Vol 9, No 4: 2013

Harvesting of energy from Human Walking with a piezoelectric transducer to supply a medical instrument

Mostafa Fakhar, Amin Mahnam, Mehdi Edrisi

DOI: 10.22122/jrrs.v9i4.999

Abstract


Abstract

Introduction: Nowadays, the advanced technology of designing electronic circuits in very small size and with very low power consumption has led to development of wearable and implantable medical devices. However, the electronic circuits need power supply that is usually provided by relatively large and heavy batteries. The discharged batteries have to replaced or recharged for long time operation of electronic circuits. A new promising approach to overcome these limitations is harvesting the required power from the human body itself.

Materials and Methods: In this paper, a harvesting system which implements a high performance piezoelectric transducer in the shoe was developed and evaluated for supplying the power required by a basic electronic circuit as a model of a wearable medical device.

Results: The developed system was able to harvest 0.8mw of steady power with the use of only one piezoelectric transducer.

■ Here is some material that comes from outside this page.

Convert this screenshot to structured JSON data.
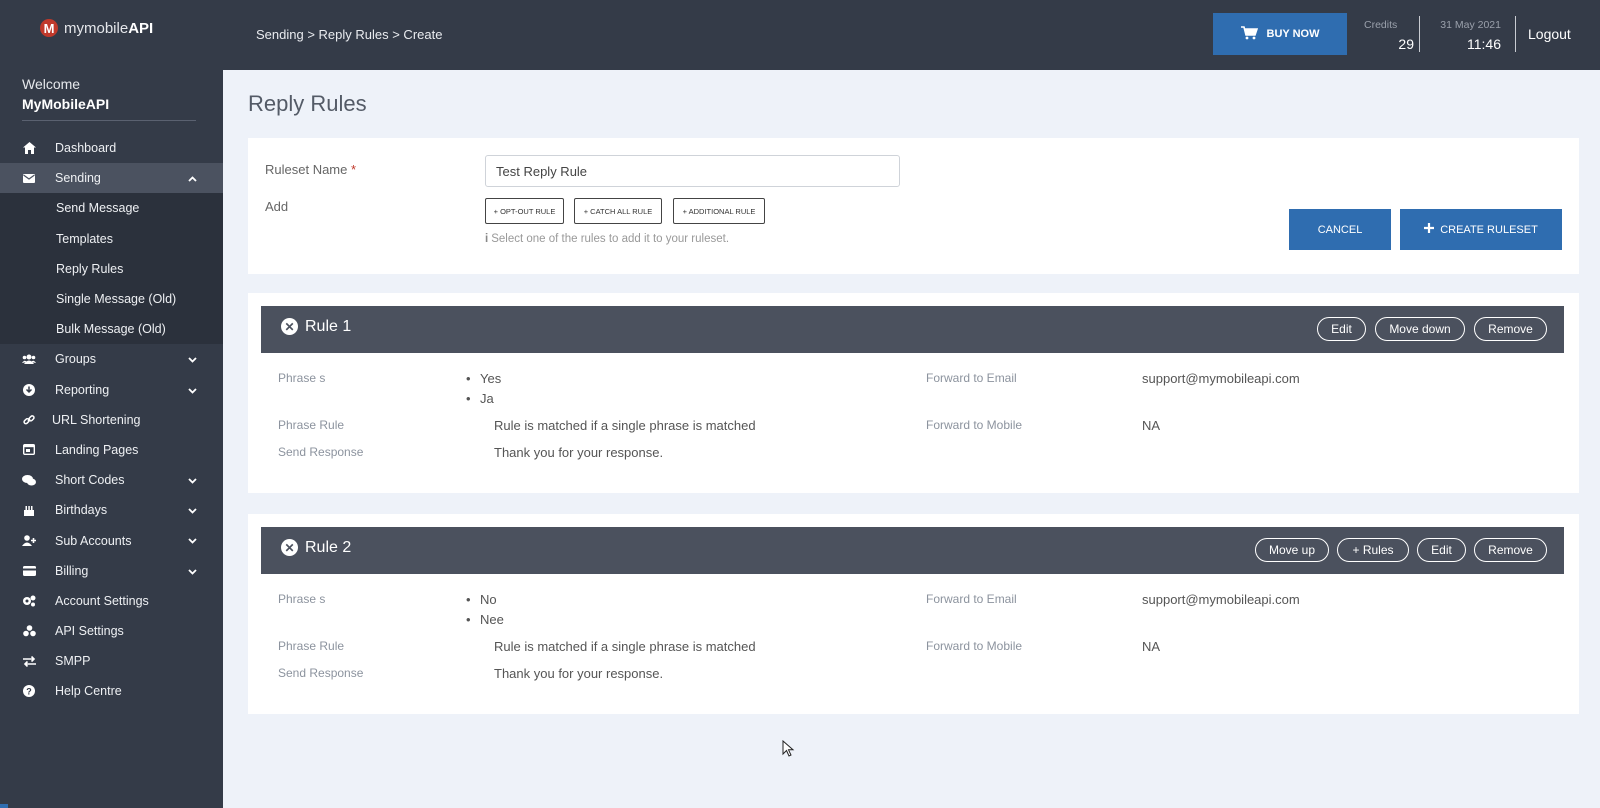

The power was used to supply a basic micro-controller based electronic system steadily without the need for any batteries.

Conclusion: The results demonstrate that low power monitoring or rehabilitation instruments may be supplied without batteries by harvesting the available energy in the walking process.

Keywords: Energy harvesting, Human walking, Piezoelectric Transducer, Wearable Medical Devices


Full Text:

Refbacks

  • There are currently no refbacks.





Creative Commons Attribution-NonCommercial 4.0

This work is licensed under a Creative Commons Attribution-NonCommercial 4.0 Unported License which allows users to read, copy, distribute and make derivative works for non-commercial purposes from the material, as long as the author of the original work is cited properly.